There has been some attrition. Mostly, some of the plants just transferred hard and never grew. In three other cases, there were some preventable errors. An industrious gopher got through one of our homemade baskets and got a milkweed (see above photo). Ron (The UC Master Gardener milkweed expert) thought the gophers would not like the bitter taste of the plant and leave them alone. Unfortunately, the gopher not only tasted the roots, but the entire plant disappeared! To Ron’s credit, he wanted us to use gopher baskets “just in case”. This probably prevented more loss. Thanks Ron! In another case, I drowned a plant after leaving the rainwater hose on too long. Finally, as described in my last post, a friendly cow came along and attempted to graze a plant – then spit it back out. Although I replanted, I am not sure it will survive.
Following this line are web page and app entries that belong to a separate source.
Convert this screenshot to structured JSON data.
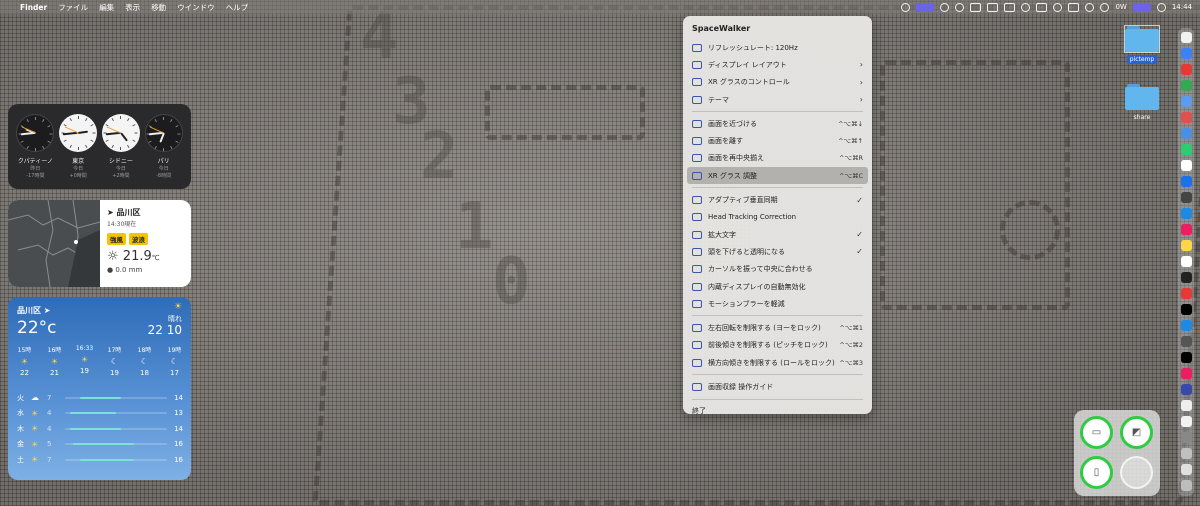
{
  "menubar": {
    "app": "Finder",
    "items": [
      "ファイル",
      "編集",
      "表示",
      "移動",
      "ウインドウ",
      "ヘルプ"
    ],
    "power": "0W",
    "clock": "14:44"
  },
  "world_clock": [
    {
      "city": "クパティーノ",
      "day": "昨日",
      "offset": "-17時間",
      "h": 21,
      "m": 44,
      "dark": true
    },
    {
      "city": "東京",
      "day": "今日",
      "offset": "+0時間",
      "h": 14,
      "m": 44,
      "dark": false
    },
    {
      "city": "シドニー",
      "day": "今日",
      "offset": "+2時間",
      "h": 16,
      "m": 44,
      "dark": false
    },
    {
      "city": "パリ",
      "day": "今日",
      "offset": "-8時間",
      "h": 6,
      "m": 44,
      "dark": true
    }
  ],
  "local_weather": {
    "location": "品川区",
    "updated": "14:30現在",
    "warnings": [
      "強風",
      "波浪"
    ],
    "temp": "21.9",
    "temp_unit": "℃",
    "rain": "0.0",
    "rain_unit": "mm"
  },
  "weather": {
    "location": "品川区",
    "temp": "22°c",
    "condition": "晴れ",
    "hi_lo": "22 10",
    "hourly": [
      {
        "time": "15時",
        "icon": "sun",
        "temp": "22"
      },
      {
        "time": "16時",
        "icon": "sun",
        "temp": "21"
      },
      {
        "time": "16:33",
        "icon": "sun",
        "temp": "19"
      },
      {
        "time": "17時",
        "icon": "moon",
        "temp": "19"
      },
      {
        "time": "18時",
        "icon": "moon",
        "temp": "18"
      },
      {
        "time": "19時",
        "icon": "moon",
        "temp": "17"
      }
    ],
    "daily": [
      {
        "day": "火",
        "icon": "cloud",
        "lo": "7",
        "hi": "14",
        "bar": [
          0.15,
          0.55
        ]
      },
      {
        "day": "水",
        "icon": "sun",
        "lo": "4",
        "hi": "13",
        "bar": [
          0.05,
          0.5
        ]
      },
      {
        "day": "木",
        "icon": "sun",
        "lo": "4",
        "hi": "14",
        "bar": [
          0.05,
          0.55
        ]
      },
      {
        "day": "金",
        "icon": "sun",
        "lo": "5",
        "hi": "16",
        "bar": [
          0.08,
          0.68
        ]
      },
      {
        "day": "土",
        "icon": "sun",
        "lo": "7",
        "hi": "16",
        "bar": [
          0.15,
          0.68
        ]
      }
    ]
  },
  "menu": {
    "title": "SpaceWalker",
    "items": [
      {
        "label": "リフレッシュレート: 120Hz",
        "shortcut": "",
        "chevron": false,
        "check": false,
        "icon": "display-icon"
      },
      {
        "label": "ディスプレイ レイアウト",
        "shortcut": "",
        "chevron": true,
        "check": false,
        "icon": "layout-icon"
      },
      {
        "label": "XR グラスのコントロール",
        "shortcut": "",
        "chevron": true,
        "check": false,
        "icon": "glasses-icon"
      },
      {
        "label": "テーマ",
        "shortcut": "",
        "chevron": true,
        "check": false,
        "icon": "theme-icon",
        "sep_after": true
      },
      {
        "label": "画面を近づける",
        "shortcut": "^⌥⌘↓",
        "chevron": false,
        "check": false,
        "icon": "zoom-in-icon"
      },
      {
        "label": "画面を離す",
        "shortcut": "^⌥⌘↑",
        "chevron": false,
        "check": false,
        "icon": "zoom-out-icon"
      },
      {
        "label": "画面を再中央揃え",
        "shortcut": "^⌥⌘R",
        "chevron": false,
        "check": false,
        "icon": "recenter-icon"
      },
      {
        "label": "XR グラス 調整",
        "shortcut": "^⌥⌘C",
        "chevron": false,
        "check": false,
        "icon": "adjust-icon",
        "selected": true,
        "sep_after": true
      },
      {
        "label": "アダプティブ垂直同期",
        "shortcut": "",
        "chevron": false,
        "check": true,
        "icon": "vsync-icon"
      },
      {
        "label": "Head Tracking Correction",
        "shortcut": "",
        "chevron": false,
        "check": false,
        "icon": "tracking-icon"
      },
      {
        "label": "拡大文字",
        "shortcut": "",
        "chevron": false,
        "check": true,
        "icon": "text-size-icon"
      },
      {
        "label": "頭を下げると透明になる",
        "shortcut": "",
        "chevron": false,
        "check": true,
        "icon": "transparency-icon"
      },
      {
        "label": "カーソルを振って中央に合わせる",
        "shortcut": "",
        "chevron": false,
        "check": false,
        "icon": "cursor-icon"
      },
      {
        "label": "内蔵ディスプレイの自動無効化",
        "shortcut": "",
        "chevron": false,
        "check": false,
        "icon": "builtin-display-icon"
      },
      {
        "label": "モーションブラーを軽減",
        "shortcut": "",
        "chevron": false,
        "check": false,
        "icon": "motion-blur-icon",
        "sep_after": true
      },
      {
        "label": "左右回転を制限する (ヨーをロック)",
        "shortcut": "^⌥⌘1",
        "chevron": false,
        "check": false,
        "icon": "yaw-icon"
      },
      {
        "label": "前後傾きを制限する (ピッチをロック)",
        "shortcut": "^⌥⌘2",
        "chevron": false,
        "check": false,
        "icon": "pitch-icon"
      },
      {
        "label": "横方向傾きを制限する (ロールをロック)",
        "shortcut": "^⌥⌘3",
        "chevron": false,
        "check": false,
        "icon": "roll-icon",
        "sep_after": true
      },
      {
        "label": "画面収録 操作ガイド",
        "shortcut": "",
        "chevron": false,
        "check": false,
        "icon": "record-icon",
        "sep_after": true
      },
      {
        "label": "終了",
        "shortcut": "",
        "chevron": false,
        "check": false,
        "icon": "",
        "plain": true
      }
    ]
  },
  "desktop": {
    "icons": [
      {
        "name": "pictemp",
        "selected": true
      },
      {
        "name": "share",
        "selected": false
      }
    ]
  },
  "dock_colors": [
    "#f2f2f2",
    "#3b82f6",
    "#e53935",
    "#34a853",
    "#5b9cf0",
    "#e05050",
    "#4a90e2",
    "#2ecc71",
    "#ffffff",
    "#1a73e8",
    "#444444",
    "#1e88e5",
    "#e91e63",
    "#ffd54a",
    "#ffffff",
    "#222222",
    "#e53935",
    "#000000",
    "#1e88e5",
    "#555555",
    "#000000",
    "#e91e63",
    "#3949ab",
    "#eeeeee",
    "#f2f2f2",
    "#888888",
    "#c0c0c0",
    "#e0e0e0",
    "#bdbdbd"
  ]
}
Some great news: I found some growth on one of the plants that transferred hard and never grew. That was exciting – although it decided to grow just as the season is winding down and the leaves will begin to drop (see the photo below). A main lesson from this is to keep watering. I kept watering all of the plants/basket areas even if they looked dead or had disappeared.
New growth at the base of a milkweed stem.
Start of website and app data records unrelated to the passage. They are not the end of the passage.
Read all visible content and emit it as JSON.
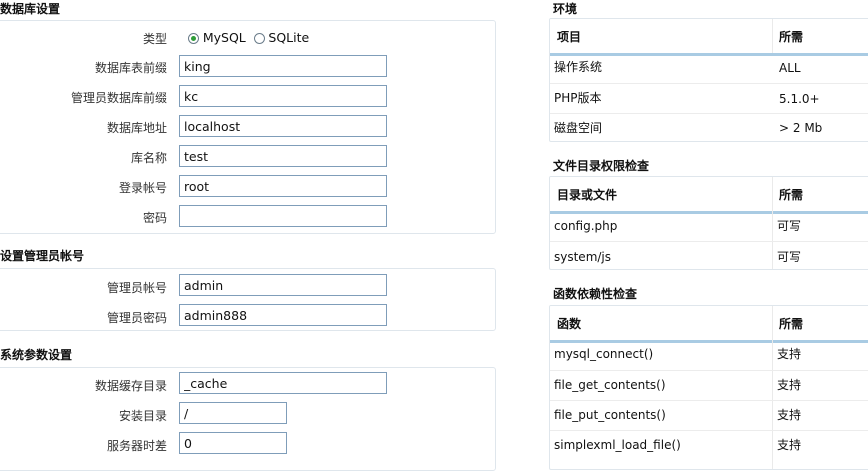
{
  "db_settings": {
    "title": "数据库设置",
    "type_label": "类型",
    "type_options": [
      "MySQL",
      "SQLite"
    ],
    "type_selected": "MySQL",
    "fields": [
      {
        "label": "数据库表前缀",
        "value": "king"
      },
      {
        "label": "管理员数据库前缀",
        "value": "kc"
      },
      {
        "label": "数据库地址",
        "value": "localhost"
      },
      {
        "label": "库名称",
        "value": "test"
      },
      {
        "label": "登录帐号",
        "value": "root"
      },
      {
        "label": "密码",
        "value": ""
      }
    ]
  },
  "admin_settings": {
    "title": "设置管理员帐号",
    "fields": [
      {
        "label": "管理员帐号",
        "value": "admin"
      },
      {
        "label": "管理员密码",
        "value": "admin888"
      }
    ]
  },
  "system_settings": {
    "title": "系统参数设置",
    "fields": [
      {
        "label": "数据缓存目录",
        "value": "_cache"
      },
      {
        "label": "安装目录",
        "value": "/"
      },
      {
        "label": "服务器时差",
        "value": "0"
      }
    ]
  },
  "environment": {
    "title": "环境",
    "headers": [
      "项目",
      "所需"
    ],
    "rows": [
      [
        "操作系统",
        "ALL"
      ],
      [
        "PHP版本",
        "5.1.0+"
      ],
      [
        "磁盘空间",
        "> 2 Mb"
      ]
    ]
  },
  "dir_check": {
    "title": "文件目录权限检查",
    "headers": [
      "目录或文件",
      "所需"
    ],
    "rows": [
      [
        "config.php",
        "可写"
      ],
      [
        "system/js",
        "可写"
      ]
    ]
  },
  "func_check": {
    "title": "函数依赖性检查",
    "headers": [
      "函数",
      "所需"
    ],
    "rows": [
      [
        "mysql_connect()",
        "支持"
      ],
      [
        "file_get_contents()",
        "支持"
      ],
      [
        "file_put_contents()",
        "支持"
      ],
      [
        "simplexml_load_file()",
        "支持"
      ]
    ]
  }
}
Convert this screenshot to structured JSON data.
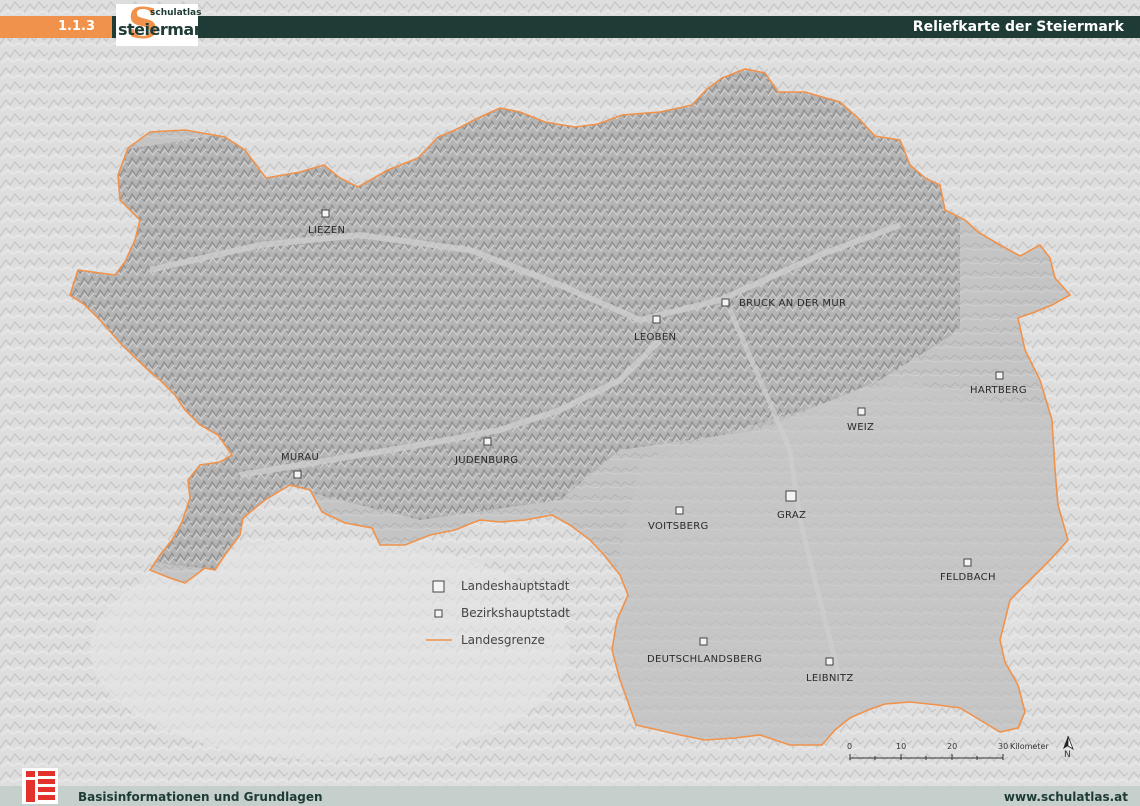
{
  "header": {
    "map_number": "1.1.3",
    "logo_small": "schulatlas",
    "logo_big": "steiermark",
    "logo_letter": "S",
    "title": "Reliefkarte der Steiermark"
  },
  "colors": {
    "header_dark": "#1f3b36",
    "header_orange": "#f0924b",
    "border": "#f0924b",
    "relief_base": "#dcdcdc",
    "region_fill": "#bdbdbd"
  },
  "cities": [
    {
      "name": "LIEZEN",
      "type": "Bezirkshauptstadt"
    },
    {
      "name": "BRUCK AN DER MUR",
      "type": "Bezirkshauptstadt"
    },
    {
      "name": "LEOBEN",
      "type": "Bezirkshauptstadt"
    },
    {
      "name": "HARTBERG",
      "type": "Bezirkshauptstadt"
    },
    {
      "name": "WEIZ",
      "type": "Bezirkshauptstadt"
    },
    {
      "name": "MURAU",
      "type": "Bezirkshauptstadt"
    },
    {
      "name": "JUDENBURG",
      "type": "Bezirkshauptstadt"
    },
    {
      "name": "VOITSBERG",
      "type": "Bezirkshauptstadt"
    },
    {
      "name": "GRAZ",
      "type": "Landeshauptstadt"
    },
    {
      "name": "FELDBACH",
      "type": "Bezirkshauptstadt"
    },
    {
      "name": "DEUTSCHLANDSBERG",
      "type": "Bezirkshauptstadt"
    },
    {
      "name": "LEIBNITZ",
      "type": "Bezirkshauptstadt"
    }
  ],
  "legend": [
    {
      "label": "Landeshauptstadt",
      "symbol": "large-square"
    },
    {
      "label": "Bezirkshauptstadt",
      "symbol": "small-square"
    },
    {
      "label": "Landesgrenze",
      "symbol": "orange-line"
    }
  ],
  "scale": {
    "ticks": [
      "0",
      "10",
      "20",
      "30"
    ],
    "unit": "Kilometer"
  },
  "north_arrow": "N",
  "footer": {
    "left": "Basisinformationen und Grundlagen",
    "right": "www.schulatlas.at"
  }
}
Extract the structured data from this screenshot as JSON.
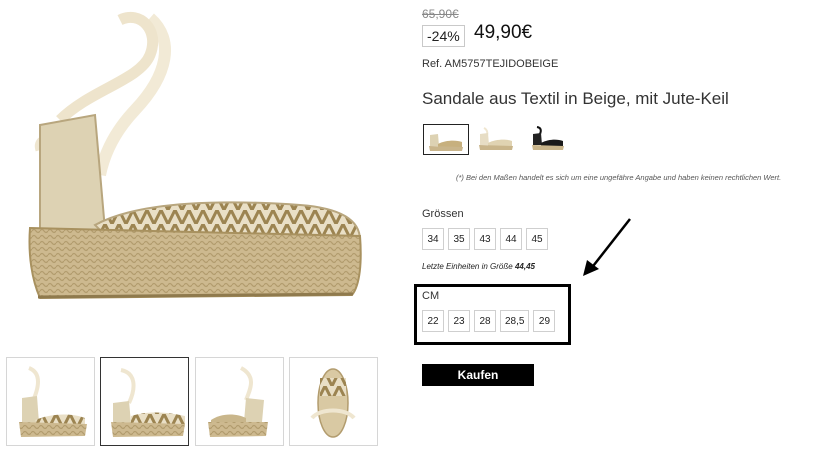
{
  "product": {
    "old_price": "65,90€",
    "discount": "-24%",
    "price": "49,90€",
    "reference": "Ref. AM5757TEJIDOBEIGE",
    "title": "Sandale aus Textil in Beige, mit Jute-Keil",
    "measure_note": "(*) Bei den Maßen handelt es sich um eine ungefähre Angabe und haben keinen rechtlichen Wert.",
    "colors": {
      "swatches": [
        {
          "name": "beige-swatch",
          "selected": true
        },
        {
          "name": "cream-swatch",
          "selected": false
        },
        {
          "name": "black-swatch",
          "selected": false
        }
      ]
    }
  },
  "sizes": {
    "label": "Grössen",
    "items": [
      "34",
      "35",
      "43",
      "44",
      "45"
    ],
    "last_units_prefix": "Letzte Einheiten in Größe ",
    "last_units_sizes": "44,45"
  },
  "cm": {
    "label": "CM",
    "items": [
      "22",
      "23",
      "28",
      "28,5",
      "29"
    ]
  },
  "actions": {
    "buy_label": "Kaufen"
  },
  "gallery": {
    "thumbnails": [
      {
        "name": "thumbnail-side-view",
        "active": false
      },
      {
        "name": "thumbnail-front-side-view",
        "active": true
      },
      {
        "name": "thumbnail-back-side-view",
        "active": false
      },
      {
        "name": "thumbnail-top-view",
        "active": false
      }
    ]
  }
}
Below are the planting plot maps I created with dark gray cells for those I’ve lost – or at least think I’ve lost. I give a status on some of the plants.
Overall, I am happy. I knew there would be some attrition, but had hoped it would be minimal. Cannot wait to see if the butterflies choose to have babies in these patches!